Business & Policy
It’s something in the water
By Rosalie I. Tennison
Managing resources is becoming more and more important as reserves diminish around the world. Meanwhile, agriculture is expected to feed a population of nine billion by 2015 using those diminishing resources. Identifying tools that help manage resources in a cost-effective and constructive way is equally challenging. A water management system introduced to Canada a couple of years ago is proving to be a successful way to use the resource more effectively even though research has been sporadic to prove how or why it works.
The Omni Enviro Water System claims to improve crops using magnetized water and anecdotal evidence is showing the company’s claims are valid. Based on the principles of molecular physics that say water molecules will bond together creating clusters that are too large to be absorbed by plant cells, the Omni Enviro system breaks up the clusters using magnetic fields and makes them smaller and more easily absorbed by the soil and the plant.
“It certainly does something, but I can’t say how,” admits Wayne Baerg, a crop consultant from Winkler, Man., who suggested three of his clients try the system in irrigation systems for potatoes or in a sprayer. “I did talk to growers in the United States before I recommended it.” Now that he has seen the system work over a couple years, Baerg says he would suggest growers try it, but they will have to determine whether it is cost effective for their operation.
The system requires a magnetic unit be installed on the water line and, according to Garry Fenton, the Canadian president of Omni Enviro, the magnetic field breaks down the water molecule clusters that will then permeate the soil better. “We have typically seen a minimum of 10 per cent improvement in water usage,” Fenton says. “The plants become more hydrated, hard water is broken down to micronutrients more available to the crop, which cuts down on the need to add micronutrients in the fertility program and, ultimately, it will improve the condition of the soil.”
Baerg says he saw an improvement in the soil at one client’s farm. Faced with high salinity, the grower decided to try Omni Enviro on his irrigation pivot. The grower left a wedge-shaped check in the pivot’s revolution and Baerg says the difference in the soil quality was measurable.
“We also found the crop didn’t use as much water with this system,” Baerg continues, “which can be a cost saving. In fact, you may need to learn to use less water.”
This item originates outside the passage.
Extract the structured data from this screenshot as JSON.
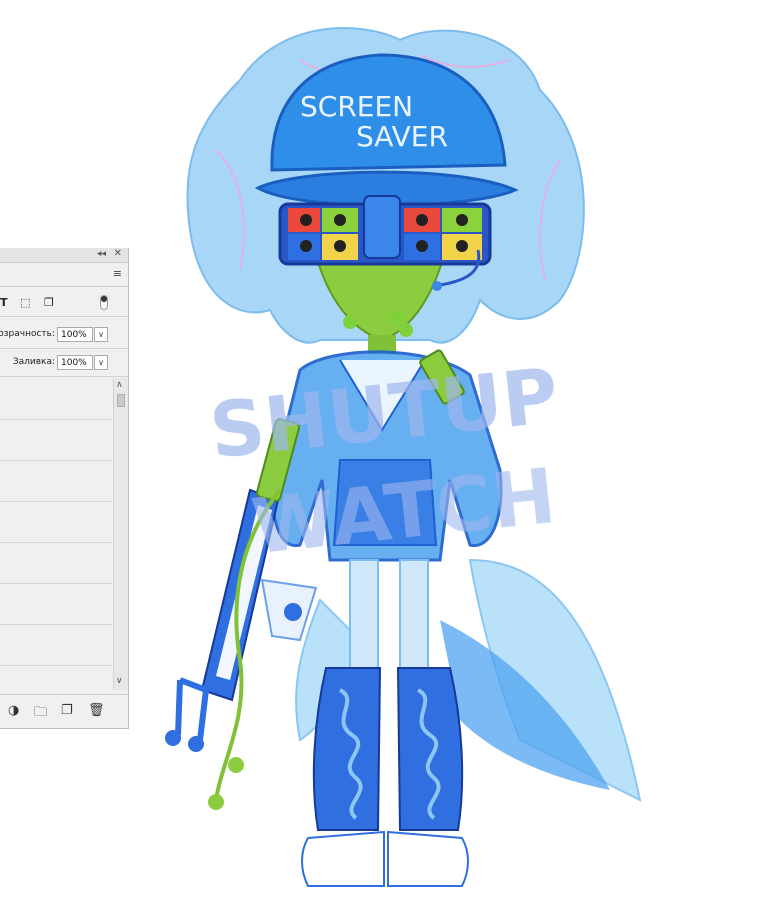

Another of Baerg’s clients used a two-inch-diameter Omni Enviro unit on a sprayer and discovered that his herbicides were more effective. The grower saw weeds controlled that were not on the herbicide’s label and those that were on the label had a higher control than normal. “It was dramatic,” admits Baerg. “The unit paid for itself more than once after one season of use in the reduction of chemical needed.”
“Using a unit on a sprayer cuts down on the amount of water needed,” Fenton adds. “We have also seen that treated seed has improved emergence and yield.”
Omni Enviro units are sold according to the diameter of the plumbing with the cost starting at $400. A sprayer may need a two-inch unit, while an irrigation pivot may require a six-inch or eight-inch unit. The units will fit any irrigation or spray system.
There is ongoing research on the value of using magnetic fields to improve water for crops, but much of it is being done in Europe. So far, there has not been much recently published research in North America. However, as Baerg reports, his clients who have used the system are seeing a difference and they believe in it without the empirical evidence to prove that what they are seeing makes scientific sense.
“We didn’t really see any significant yield improvements from using the units, but the improvement in the soil and the effectiveness of the herbicide application made a difference in the crop,” says Baerg.
After being impressed by what he saw in cornfields during a trip to Kansas, Fenton decided to introduce Omni Enviro to Canadian growers. “A corn farmer in Kansas with 10 irrigation pivots put a unit on his worst field and saw a yield increase of 34 bushels per acre.”
Vegetable growers across the United States have given testimonials to the value of using Omni Enviro, so it may be one of those tools that science has yet to fully explain. It could be similar to Grandpa complaining that his lumbago acts up every time it rains: there is no scientific evidence to prove a connection, but who is going to argue with Grandpa? If Omni Enviro does, in fact, improve water usage, it could be another step towards successful management of a diminishing resource.